Such courses reflect on schools' prestige, because student enrollment rates are used by media organizations, such as The Washington Post and U.S. News & World Report, in calculations for national rankings.
Rocky Point this year is adding AP courses in Italian and in Spanish Language and Culture. Elwood is adding three such courses: Statistics, Environmental Science and Psychology.
Hauppauge, which established an International Baccalaureate program last year, is bringing in 14 new advanced courses this semester to round out its college-level offerings. Subjects range from visual arts to physics, chemistry and calculus.
Rocky Point's superintendent, Michael Ring, credits extra state financial assistance with allowing his district to establish new courses and hire teachers.
"That's all from the extra aid," Ring said.
Some education experts at both local and national levels have concluded that extra money is better invested in advanced coursework and teacher training, rather than in classes that are simply smaller.
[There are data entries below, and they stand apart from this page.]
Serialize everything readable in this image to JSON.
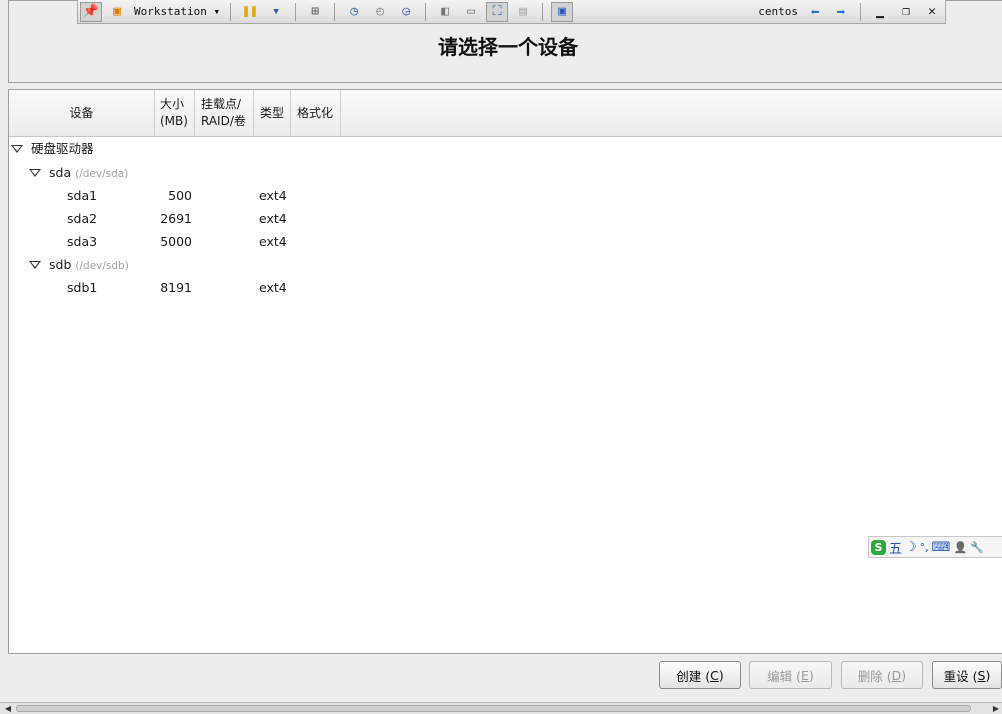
{
  "toolbar": {
    "app_label": "Workstation",
    "vm_name": "centos",
    "icons": [
      "pin-icon",
      "vmware-logo-icon",
      "pause-icon",
      "send-ctrl-alt-del-icon",
      "snapshot-take-icon",
      "snapshot-revert-icon",
      "snapshot-manager-icon",
      "sidebar-view-icon",
      "console-view-icon",
      "fullscreen-icon",
      "unity-icon",
      "monitor-icon",
      "back-arrow-icon",
      "forward-arrow-icon",
      "minimize-icon",
      "restore-icon",
      "close-icon"
    ]
  },
  "header": {
    "title": "请选择一个设备"
  },
  "columns": {
    "device": "设备",
    "size": "大小\n(MB)",
    "mount": "挂载点/\nRAID/卷",
    "type": "类型",
    "format": "格式化"
  },
  "tree": {
    "group_label": "硬盘驱动器",
    "disks": [
      {
        "name": "sda",
        "path": "(/dev/sda)",
        "partitions": [
          {
            "name": "sda1",
            "size": "500",
            "type": "ext4"
          },
          {
            "name": "sda2",
            "size": "2691",
            "type": "ext4"
          },
          {
            "name": "sda3",
            "size": "5000",
            "type": "ext4"
          }
        ]
      },
      {
        "name": "sdb",
        "path": "(/dev/sdb)",
        "partitions": [
          {
            "name": "sdb1",
            "size": "8191",
            "type": "ext4"
          }
        ]
      }
    ]
  },
  "ime": {
    "logo": "S",
    "mode": "五",
    "moon": "☽",
    "punct": "°,",
    "keyboard": "⌨",
    "user": "👤",
    "tool": "🔧"
  },
  "buttons": {
    "create": {
      "label": "创建 (",
      "key": "C",
      "end": ")"
    },
    "edit": {
      "label": "编辑 (",
      "key": "E",
      "end": ")"
    },
    "delete": {
      "label": "删除 (",
      "key": "D",
      "end": ")"
    },
    "reset": {
      "label": "重设 (",
      "key": "S",
      "end": ")"
    }
  }
}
A new book, "Endangering Prosperity," published by the Brookings Institution, a nonprofit think tank based in Washington, concludes that a nationwide drop in class sizes of one-third that began in the early 1970s produced negligible gains in student achievement. The book was written by three university researchers -- Eric Hanushek, Paul Peterson and Ludger Woessmann -- and includes a foreword by Lawrence Summers, president emeritus of Harvard University and a potential candidate to be the next Federal Reserve chairman.
Joseph Fusaro, the Elwood school board president, said he has spoken with some residents who are anxious that classes be kept small. Fusaro added that he has talked to others who recall sitting in classes of 35 students in their youth, and who wonder why sizes are so much smaller today.
"I don't have to tell you, we're all trying to do more with less, not only in school settings, but also in our daily lives," said Fusaro, who owns a construction and real estate company.
Research offeringsAnother growth area is high school research, which prepares teens for regional and national competitions and further study in science, medical and engineering fields.
The Eastport-South Manor district, which established a research program last year, is adding a second-year course this semester.
Hampton Bays, to cite another example, decided to hire a research teacher this year after receiving an application from a Stony Brook University graduate with unique credentials.
The new instructor, Stephanie Forsberg, 31, holds a doctorate in marine sciences and has been trained to teach high school courses that provide SUNY college credits. Forsberg has engaged in extensive oceanographic research near the island of Tahiti and elsewhere; as an East Hampton High School senior, she won semifinalist honors in the national Intel science contest in 2000.
Forsberg said she looks forward to encouraging science-minded students to remain in the East End as adults.
"I would really like to see a lot of those students come back [after pursuing higher education], to keep Long Island the beautiful place that it is," she said.